Drool wrote: ↑January 14th, 2018, 1:22 pm
...generally, I'm playing a game because I want an interactive experience. Cut scenes are not interactive. I want to play
the game, not watch it.
I don't usually care either way... unless it's Quicktime events—which I loathe for some reason.
In general... interactive or non-interactive at any given moment, is a non-issue for me. All I'm interested in is the developer's intended experience; and that can be given in any ratio of active or passive request for attention as they see fit. The Dungeonkeeper series is superb with this, and I never once—it didn't even occur to me to feel robbed of control when the game starts each level with a non-interactive briefing, and ends with non-interactive character pieces that show off the dungeon denizen high jinks & misadventures. Cutscenes can be used to impart a broader understanding of a gameworld/setting; even when they have nothing to do with the story or the gameplay... as is done in the Dungeonkeeper series; and Baldur's Gate.
In the Witcher series (I forget which one) there is a dragon attack where the player is forced to tap the controls to have Geralt hop out of the path of dragon fire at timed intervals. I assume that this was a misguided attempt to make cutscenes interactive for the impatient, or for those that demand an effect on everything. It really limits the potential of what can be done, when the scene elements have to be possible in-engine. The main advantage of non-interactive cutscenes, is developer controlled narrative that is not limited by the game engine.
Planned interactivity in scenes makes even them entirely about the player/ character. Do you recall the cutscene in the Witcher, where the woman and child run from the hounds? Where she pushes the boy onward towards town, and draws their attention so that he can escape; knowing what will happen to her. You cannot get scenes like that if it's done under player control. It both shocked and appalled me to learn that there were players who freaked out because the game went to a map screen, and didn't interactively show (let them play) all of the mundane, and uneventful days that Geralt endured on the road to Vizema.
*It's a former understanding that CDProjekt seems to have lost, because in Witcher 3 they seemed all about delivering the experience of mundane, and uneventful time spent riding along the roads between places.

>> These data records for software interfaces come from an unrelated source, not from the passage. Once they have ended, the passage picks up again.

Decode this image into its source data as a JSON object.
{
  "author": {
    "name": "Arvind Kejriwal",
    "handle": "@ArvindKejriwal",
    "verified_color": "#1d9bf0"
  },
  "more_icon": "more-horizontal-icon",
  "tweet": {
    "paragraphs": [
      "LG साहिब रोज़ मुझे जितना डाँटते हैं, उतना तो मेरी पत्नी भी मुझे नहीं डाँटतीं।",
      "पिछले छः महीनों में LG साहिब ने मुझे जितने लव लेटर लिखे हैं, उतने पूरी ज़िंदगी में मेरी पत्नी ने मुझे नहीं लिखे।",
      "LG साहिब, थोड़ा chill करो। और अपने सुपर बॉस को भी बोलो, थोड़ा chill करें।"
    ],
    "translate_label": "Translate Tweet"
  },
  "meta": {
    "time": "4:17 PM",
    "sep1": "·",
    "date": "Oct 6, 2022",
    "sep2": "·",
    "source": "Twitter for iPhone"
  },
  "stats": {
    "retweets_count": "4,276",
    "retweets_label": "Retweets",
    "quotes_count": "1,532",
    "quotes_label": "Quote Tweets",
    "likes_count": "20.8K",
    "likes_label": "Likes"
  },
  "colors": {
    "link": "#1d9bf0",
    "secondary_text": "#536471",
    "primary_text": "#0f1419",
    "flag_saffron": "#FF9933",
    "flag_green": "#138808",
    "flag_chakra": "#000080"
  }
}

They could have just had the good parts—the actually interesting encounters— happen at certain points on a world map like (the appearance of) what they had in the original game; and like Fallout actually had.
Cutscenes are wasted when it shows rote activity that the player would have the PC enact on their own; but they really shine when used to show exposition or other elements that are not under player control; and perhaps not even possible in the engine.. like the revised intro scene in the Witcher 2, or the implied (Troll) rape scene in Dungeonkeeper—yes there is one.